Date Written: April 2011
This paper examines the impact of religion on financial reporting. We predict that firms in religious areas are less likely to engage in financial reporting irregularities because prior research links religiosity to reduced acceptance of unethical business practices and because managers in religious areas are likely to be more averse to litigation risk. Our results suggest that firms headquartered in areas with strong religious social norms generally experience lower incidences of financial reporting irregularities. We also examine whether religiosity influences managers’ methods of managing earnings. Although we find a negative association between religiosity and abnormal accruals, we find a positive association between religiosity and two measures of real earnings management, suggesting managers in religious areas may prefer real earnings management over accruals manipulation. We provide evidence that our results are not driven by firms headquartered in rural areas and conclude that religious social norms represent a mechanism for reducing costly agency conflicts, particularly when other external monitoring is low.
Keywords: religion, financial reporting irregularities, earnings management, monitoring, religious social norms
JEL Classification: M41, M14
Suggested Citation: Suggested Citation

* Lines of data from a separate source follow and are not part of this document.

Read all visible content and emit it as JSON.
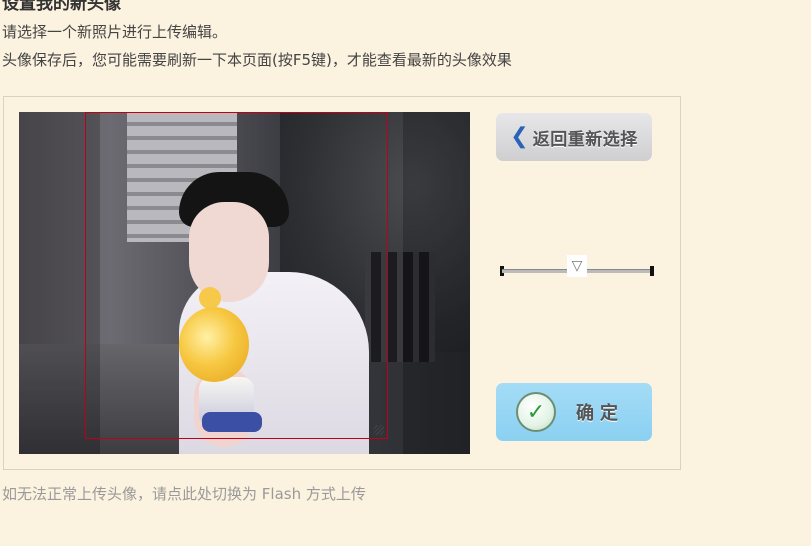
{
  "page": {
    "title": "设置我的新头像",
    "instruction1": "请选择一个新照片进行上传编辑。",
    "instruction2": "头像保存后，您可能需要刷新一下本页面(按F5键)，才能查看最新的头像效果"
  },
  "editor": {
    "back_label": "返回重新选择",
    "back_icon": "chevron-left-icon",
    "confirm_label": "确定",
    "confirm_icon": "check-circle-icon",
    "slider_thumb_glyph": "▽",
    "accent_color": "#2a63b8",
    "crop_border_color": "#c0001a",
    "confirm_bg_color": "#a4dcf6"
  },
  "footer": {
    "flash_link": "如无法正常上传头像，请点此处切换为 Flash 方式上传"
  }
}
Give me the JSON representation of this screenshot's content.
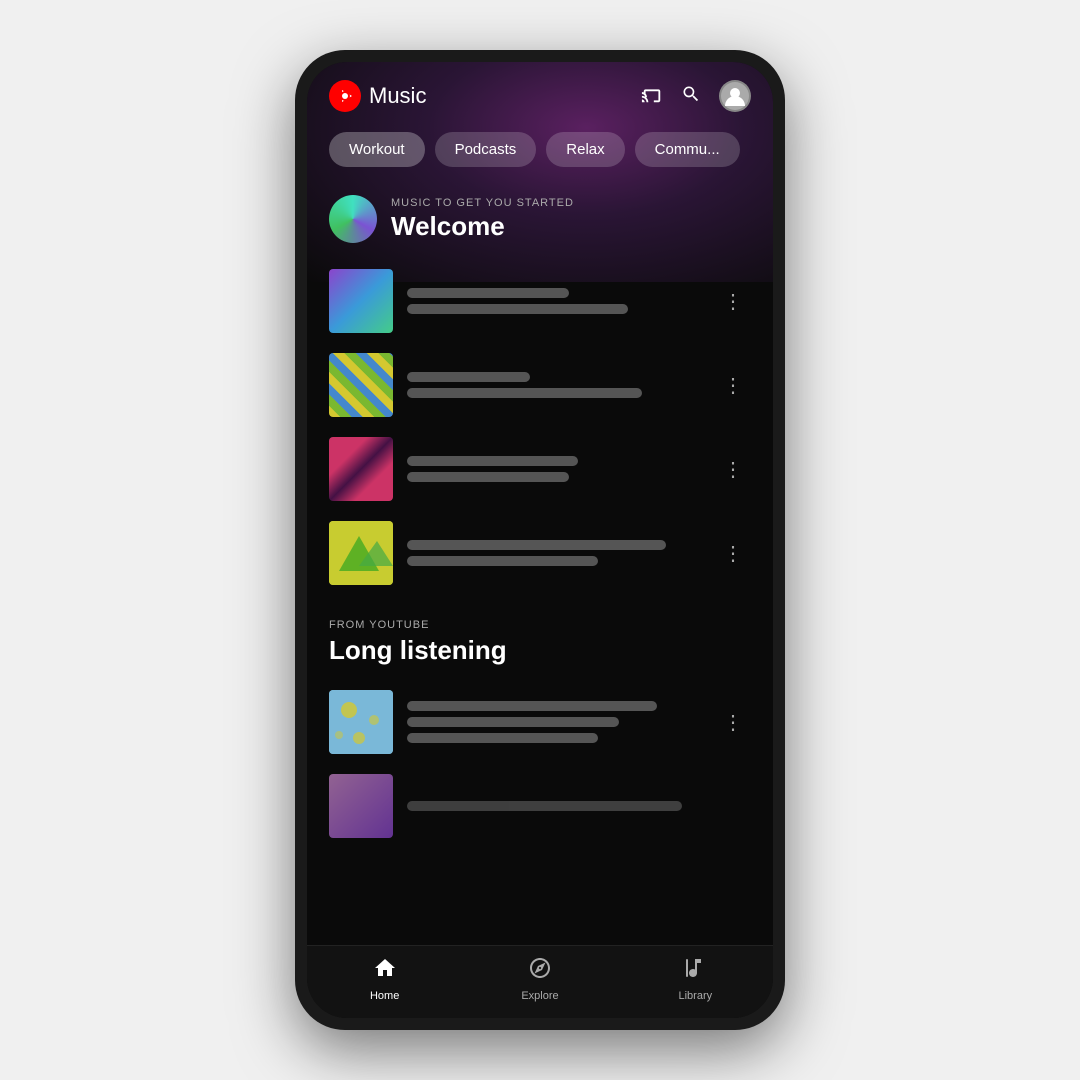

McGuire, Sean T. and Omer, Thomas C. and Sharp, Nathan Y., The Impact of Religion on Financial Reporting Irregularities (April 2011). Available at SSRN: https://ssrn.com/abstract=1548154 or http://dx.doi.org/10.2139/ssrn.1548154